Only lines that contain the string "food" should be returned from the material below.

═══ Data under study

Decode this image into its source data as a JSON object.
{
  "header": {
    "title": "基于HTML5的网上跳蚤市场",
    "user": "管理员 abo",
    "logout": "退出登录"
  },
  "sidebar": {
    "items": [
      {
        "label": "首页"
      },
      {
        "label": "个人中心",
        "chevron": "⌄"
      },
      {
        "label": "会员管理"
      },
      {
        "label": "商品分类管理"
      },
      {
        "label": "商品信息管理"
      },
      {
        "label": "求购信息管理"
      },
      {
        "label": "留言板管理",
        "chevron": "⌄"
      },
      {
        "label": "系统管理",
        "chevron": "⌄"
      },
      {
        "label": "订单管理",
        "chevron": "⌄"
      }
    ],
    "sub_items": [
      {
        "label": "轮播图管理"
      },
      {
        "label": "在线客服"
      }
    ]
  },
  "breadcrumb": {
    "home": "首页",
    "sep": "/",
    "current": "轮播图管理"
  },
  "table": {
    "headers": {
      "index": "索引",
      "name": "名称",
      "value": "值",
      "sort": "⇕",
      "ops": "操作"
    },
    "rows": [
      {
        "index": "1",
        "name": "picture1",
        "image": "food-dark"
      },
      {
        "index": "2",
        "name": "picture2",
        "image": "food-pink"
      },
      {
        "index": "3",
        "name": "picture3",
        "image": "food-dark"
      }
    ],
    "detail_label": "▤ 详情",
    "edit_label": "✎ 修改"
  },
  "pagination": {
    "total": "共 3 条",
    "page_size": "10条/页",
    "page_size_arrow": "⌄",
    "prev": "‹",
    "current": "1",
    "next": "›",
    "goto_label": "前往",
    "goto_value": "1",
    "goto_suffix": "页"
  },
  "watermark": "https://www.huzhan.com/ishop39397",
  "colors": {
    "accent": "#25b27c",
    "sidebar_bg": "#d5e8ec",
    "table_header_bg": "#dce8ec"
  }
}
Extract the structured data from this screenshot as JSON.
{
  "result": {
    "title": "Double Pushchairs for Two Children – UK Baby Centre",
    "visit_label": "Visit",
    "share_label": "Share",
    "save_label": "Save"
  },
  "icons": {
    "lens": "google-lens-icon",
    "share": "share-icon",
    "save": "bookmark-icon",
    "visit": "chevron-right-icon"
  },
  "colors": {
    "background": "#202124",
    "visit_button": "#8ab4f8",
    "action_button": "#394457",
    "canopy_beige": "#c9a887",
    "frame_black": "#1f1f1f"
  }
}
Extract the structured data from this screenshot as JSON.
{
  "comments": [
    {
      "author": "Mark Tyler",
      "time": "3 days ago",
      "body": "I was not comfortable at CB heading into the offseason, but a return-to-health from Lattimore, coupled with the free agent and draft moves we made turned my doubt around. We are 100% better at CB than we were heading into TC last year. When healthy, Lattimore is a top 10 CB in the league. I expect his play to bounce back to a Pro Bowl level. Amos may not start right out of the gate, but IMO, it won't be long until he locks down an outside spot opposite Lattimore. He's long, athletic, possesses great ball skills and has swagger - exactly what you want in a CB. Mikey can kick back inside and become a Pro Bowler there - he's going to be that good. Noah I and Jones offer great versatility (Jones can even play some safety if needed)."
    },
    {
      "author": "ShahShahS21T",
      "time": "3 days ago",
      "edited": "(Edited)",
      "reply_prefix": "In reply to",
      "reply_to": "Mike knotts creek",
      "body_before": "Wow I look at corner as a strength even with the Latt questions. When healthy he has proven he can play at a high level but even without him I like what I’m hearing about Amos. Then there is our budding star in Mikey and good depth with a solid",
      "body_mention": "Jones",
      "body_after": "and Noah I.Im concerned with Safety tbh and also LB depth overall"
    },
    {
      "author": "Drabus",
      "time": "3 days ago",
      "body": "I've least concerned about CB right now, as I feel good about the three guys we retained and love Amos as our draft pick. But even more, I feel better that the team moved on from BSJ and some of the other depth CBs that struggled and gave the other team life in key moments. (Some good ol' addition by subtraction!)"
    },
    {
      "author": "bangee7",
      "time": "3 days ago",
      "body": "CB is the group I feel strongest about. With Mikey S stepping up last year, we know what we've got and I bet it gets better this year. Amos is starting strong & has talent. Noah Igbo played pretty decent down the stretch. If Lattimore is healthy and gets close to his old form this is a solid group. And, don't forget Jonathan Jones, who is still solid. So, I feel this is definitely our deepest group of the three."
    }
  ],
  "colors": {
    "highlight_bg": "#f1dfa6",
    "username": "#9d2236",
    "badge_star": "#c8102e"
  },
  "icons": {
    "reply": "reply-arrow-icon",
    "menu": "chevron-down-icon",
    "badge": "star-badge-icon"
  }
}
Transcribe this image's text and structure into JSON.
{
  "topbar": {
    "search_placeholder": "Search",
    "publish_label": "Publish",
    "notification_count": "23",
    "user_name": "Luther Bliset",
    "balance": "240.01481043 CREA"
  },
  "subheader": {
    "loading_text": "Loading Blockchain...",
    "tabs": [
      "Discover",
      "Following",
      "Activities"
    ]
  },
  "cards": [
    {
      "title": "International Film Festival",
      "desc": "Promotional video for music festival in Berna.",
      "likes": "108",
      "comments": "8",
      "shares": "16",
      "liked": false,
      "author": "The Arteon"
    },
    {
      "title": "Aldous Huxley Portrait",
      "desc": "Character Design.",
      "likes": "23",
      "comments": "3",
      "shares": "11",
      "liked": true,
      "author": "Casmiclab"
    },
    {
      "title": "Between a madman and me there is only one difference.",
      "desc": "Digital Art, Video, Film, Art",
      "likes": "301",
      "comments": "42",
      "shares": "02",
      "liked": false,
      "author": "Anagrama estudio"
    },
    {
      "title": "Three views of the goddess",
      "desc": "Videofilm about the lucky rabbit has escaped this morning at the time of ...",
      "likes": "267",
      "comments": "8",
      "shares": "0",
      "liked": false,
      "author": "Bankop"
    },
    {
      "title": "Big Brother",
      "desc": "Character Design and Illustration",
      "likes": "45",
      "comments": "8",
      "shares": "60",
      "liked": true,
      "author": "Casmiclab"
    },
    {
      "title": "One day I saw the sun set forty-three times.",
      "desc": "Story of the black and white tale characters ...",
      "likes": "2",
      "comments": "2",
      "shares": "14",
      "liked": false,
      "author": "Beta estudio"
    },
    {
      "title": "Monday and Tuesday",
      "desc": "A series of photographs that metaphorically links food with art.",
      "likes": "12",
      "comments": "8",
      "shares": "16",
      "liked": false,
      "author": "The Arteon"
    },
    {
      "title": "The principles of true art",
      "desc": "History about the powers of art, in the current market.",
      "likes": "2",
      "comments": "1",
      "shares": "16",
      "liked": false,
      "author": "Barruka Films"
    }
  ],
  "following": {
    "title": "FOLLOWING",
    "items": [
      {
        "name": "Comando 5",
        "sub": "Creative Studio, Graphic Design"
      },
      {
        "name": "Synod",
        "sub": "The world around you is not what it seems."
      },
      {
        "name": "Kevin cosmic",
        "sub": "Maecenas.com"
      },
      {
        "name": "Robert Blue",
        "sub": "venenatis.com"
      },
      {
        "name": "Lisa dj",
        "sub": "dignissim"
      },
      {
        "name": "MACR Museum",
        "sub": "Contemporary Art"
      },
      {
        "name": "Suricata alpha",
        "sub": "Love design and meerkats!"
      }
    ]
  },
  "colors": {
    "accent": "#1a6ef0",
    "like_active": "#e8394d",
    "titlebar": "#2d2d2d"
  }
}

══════

[Exercise answer]
        "image": "food-dark"
        "image": "food-pink"
        "image": "food-dark"
      "desc": "A series of photographs that metaphorically links food with art.",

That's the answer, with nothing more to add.